The county will use reserves to cover that shortfall, said Larry Kleindl, Kandiyohi County administrator.
But the unallotment of state aid is just the tip of the iceberg. Everyone knows there will be additional, longer-lasting cuts that will swing well into 2010 and 2011, Kleindl said.
That's why the Association of Minnesota Counties is proposing that some mandates, and "maintenance of effort" requirements that prevent counties from ever spending less money on certain programs, be suspended or eliminated.
Some of the rules and mandates the state imposes on counties are outdated and "no longer have a purpose," Kleindl said. Counties also want more control in how they spend their money.
If the state wants counties to be partners in the process of reducing the state's budget, Kleindl said, the Legislature should lift some mandates and redesign government in order to be cost-effective.
"We are willing to be at the table, but we're saying, allow us to use some of our expertise," he said, while acknowledging that the changes for the state would be big.
But Juhnke said everything will be on the table when the Legislature convenes next month, including discussing the cause and effect of removing some unfunded mandates from counties.
Gimse said he favors removing some of the mandates. He said the issue came up during a recent meeting he attended with Gov. Pawlenty.
"That is an area where we can certainly loosen up some of the requirements we have on counties," Gimse said. That would allow counties to trim their budgets and provide services without having to "raid local property taxes to pay for it."
Counties are an extension of the state and provide important services to citizens.

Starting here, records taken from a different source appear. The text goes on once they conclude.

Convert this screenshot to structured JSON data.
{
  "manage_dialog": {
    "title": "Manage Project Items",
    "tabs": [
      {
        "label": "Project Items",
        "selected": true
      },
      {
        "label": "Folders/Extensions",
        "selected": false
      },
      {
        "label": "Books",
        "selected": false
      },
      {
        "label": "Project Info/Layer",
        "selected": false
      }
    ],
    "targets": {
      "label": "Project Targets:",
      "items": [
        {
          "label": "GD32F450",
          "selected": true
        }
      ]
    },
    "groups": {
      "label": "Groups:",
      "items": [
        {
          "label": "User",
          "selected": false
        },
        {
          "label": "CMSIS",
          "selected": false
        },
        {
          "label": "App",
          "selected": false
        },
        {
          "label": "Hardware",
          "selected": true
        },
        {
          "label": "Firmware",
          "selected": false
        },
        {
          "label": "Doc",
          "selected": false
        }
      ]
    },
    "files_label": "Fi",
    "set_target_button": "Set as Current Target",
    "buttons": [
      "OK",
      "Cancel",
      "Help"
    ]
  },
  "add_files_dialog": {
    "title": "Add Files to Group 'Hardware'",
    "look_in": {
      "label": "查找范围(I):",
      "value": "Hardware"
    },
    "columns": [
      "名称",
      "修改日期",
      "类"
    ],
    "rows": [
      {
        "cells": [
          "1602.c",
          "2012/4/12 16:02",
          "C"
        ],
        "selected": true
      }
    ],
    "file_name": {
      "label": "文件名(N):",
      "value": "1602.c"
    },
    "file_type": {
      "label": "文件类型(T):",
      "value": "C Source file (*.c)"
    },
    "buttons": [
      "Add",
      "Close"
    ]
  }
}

But when the state forces counties to do things a certain way, or spend a certain amount of money for specific programs, counties bear some heavy burdens, Kleindl said.
Juhnke said he's "not excited" about shifting any more costs down to property taxpayers.
"It's a money issue, let's not deny that," he said. "But let's not be dictators. Let's be partners."
Juhnke said the Legislature should consider removing mandates, but he wants counties to look at ways to consolidate and streamline services on a regional basis, much like the current court system.
He said, for example, counties could share highway departments. "Roads go across county lines," he said. With some counties boasting a population of fewer than 5,000, Juhnke said consolidating services or even consolidating entire counties are options to consider.
The state is also looking at departments that can be merged or eliminated, Juhnke said.
Kleindl said the economic crisis is an opportunity to make positive changes.
"We can bury our head in the sand and say, 'woe is me,' but it's an opportunity to come out strong," he said. "We want to lead in this and be forward thinking."